What are some treatment goals of Behavior Therapy? It is the goal of ABA Therapists to increase their client’s abilities to express wants and needs to others, make friends or maintain social relationships, complete age-appropriate activities of daily living (i.e. toileting, hand washing, tooth brushing, dressing, etc.) and learn and maintain new skills. BCBAs and RBTs focus on how behaviors are affected and influenced by the environment to improve, change, reverse, or rehabilitate that behavior. Our Behavior Therapy teams are dedicated to helping their clients modify behavior and achieve functional communication across a variety of skills. Data collection is integral in each individual and group therapy session and is used to monitor progress and celebrate accomplishments. Therapists communicate data, develop cohesive treatment plans, collaborate with a multi-disciplinary team, and provide caregiver training for each child to ensure the best possible results.
What perspectives do Behavior Therapists bring to the multidisciplinary teams at Eyas Landing, Blue Bird Day, and Merlin Day Academy? Our Behavior Therapists use a relationship-based approach and work collaboratively across all therapeutic disciplines to create the most individualized treatment plans in the best interest of the child. For a child to receive ABA therapy, BCBAs conduct assessments and make recommendations specific to each child’s therapeutic needs.

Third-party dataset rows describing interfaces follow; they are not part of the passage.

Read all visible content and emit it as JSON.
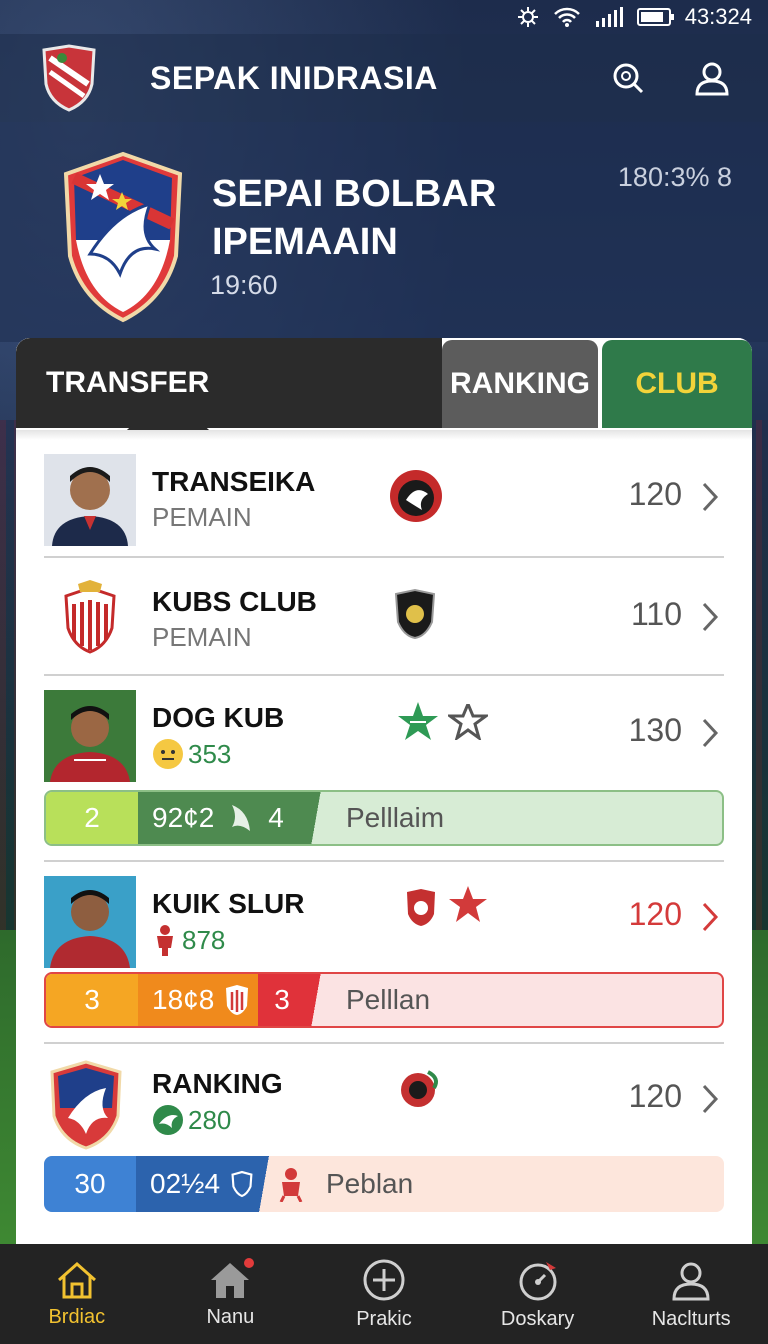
{
  "status_bar": {
    "time": "43:324"
  },
  "app_bar": {
    "title": "SEPAK INIDRASIA",
    "search_icon": "search-icon",
    "profile_icon": "user-icon"
  },
  "hero": {
    "title_line1": "SEPAI BOLBAR",
    "title_line2": "IPEMAAIN",
    "subtitle": "19:60",
    "meta": "180:3% 8"
  },
  "tabs": [
    {
      "label": "TRANSFER",
      "active": true
    },
    {
      "label": "RANKING",
      "active": false
    },
    {
      "label": "CLUB",
      "active": false
    }
  ],
  "rows": [
    {
      "name": "TRANSEIKA",
      "sub": "PEMAIN",
      "score": "120"
    },
    {
      "name": "KUBS CLUB",
      "sub": "PEMAIN",
      "score": "110"
    },
    {
      "name": "DOG KUB",
      "stat": "353",
      "score": "130",
      "bar": {
        "a": "2",
        "b": "92¢2",
        "c": "4",
        "label": "Pelllaim"
      }
    },
    {
      "name": "KUIK SLUR",
      "stat": "878",
      "score": "120",
      "bar": {
        "a": "3",
        "b": "18¢8",
        "c": "3",
        "label": "Pelllan"
      }
    },
    {
      "name": "RANKING",
      "stat": "280",
      "score": "120",
      "bar": {
        "a": "30",
        "b": "02½4",
        "label": "Peblan"
      }
    }
  ],
  "bottom_nav": [
    {
      "label": "Brdiac",
      "icon": "home-icon",
      "active": true
    },
    {
      "label": "Nanu",
      "icon": "house-icon",
      "active": false
    },
    {
      "label": "Prakic",
      "icon": "plus-circle-icon",
      "active": false
    },
    {
      "label": "Doskary",
      "icon": "timer-icon",
      "active": false
    },
    {
      "label": "Naclturts",
      "icon": "user-icon",
      "active": false
    }
  ],
  "colors": {
    "accent_green": "#2f7a4a",
    "accent_yellow": "#f2c230",
    "score_red": "#d43a3a"
  }
}
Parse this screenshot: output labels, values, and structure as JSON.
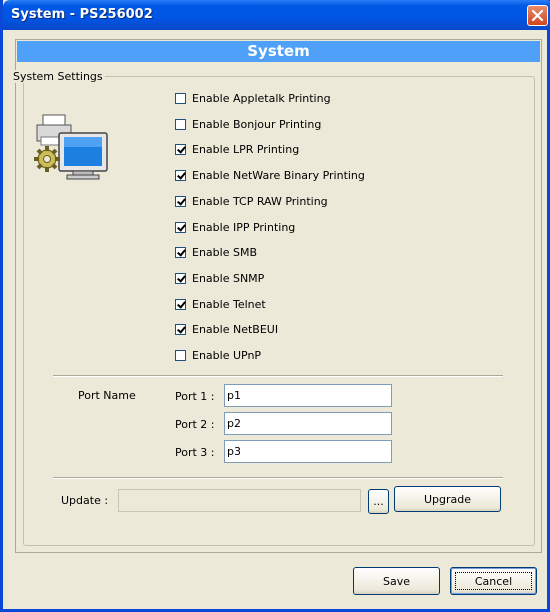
{
  "window": {
    "title": "System - PS256002"
  },
  "header": {
    "title": "System"
  },
  "group": {
    "label": "System Settings"
  },
  "options": [
    {
      "label": "Enable Appletalk Printing",
      "checked": false
    },
    {
      "label": "Enable Bonjour Printing",
      "checked": false
    },
    {
      "label": "Enable LPR Printing",
      "checked": true
    },
    {
      "label": "Enable NetWare Binary Printing",
      "checked": true
    },
    {
      "label": "Enable TCP RAW Printing",
      "checked": true
    },
    {
      "label": "Enable IPP Printing",
      "checked": true
    },
    {
      "label": "Enable SMB",
      "checked": true
    },
    {
      "label": "Enable SNMP",
      "checked": true
    },
    {
      "label": "Enable Telnet",
      "checked": true
    },
    {
      "label": "Enable NetBEUI",
      "checked": true
    },
    {
      "label": "Enable UPnP",
      "checked": false
    }
  ],
  "ports": {
    "section_label": "Port Name",
    "items": [
      {
        "label": "Port 1 :",
        "value": "p1"
      },
      {
        "label": "Port 2 :",
        "value": "p2"
      },
      {
        "label": "Port 3 :",
        "value": "p3"
      }
    ]
  },
  "update": {
    "label": "Update :",
    "value": "",
    "browse_label": "...",
    "upgrade_label": "Upgrade"
  },
  "footer": {
    "save_label": "Save",
    "cancel_label": "Cancel"
  },
  "icons": {
    "close": "close-icon",
    "system": "printer-computer-gear-icon"
  },
  "colors": {
    "titlebar": "#0055e5",
    "header_bar": "#4ea0f9",
    "close": "#d2451e",
    "face": "#ece9d8"
  }
}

What education requirements are there for Behavior Therapists? Board Certified Behavior Analysts must earn a Master’s degree from an accredited program in either behavior analysis, education, or psychology. Additionally, there are required to complete supervisory hours and pass a BCBA exam. In order to become an RBT, you need a high school diploma, completion of a 40-hour training course, and completion of a competency assessment. BCBAs and RBTs are certified by a national board, they are not licensed by the state. Both BCBAs and RBTs receive ongoing training to utilize the most current and relevant ABA techniques that are shown to be effective in teaching a wide variety of skills in learners with and without disabilities.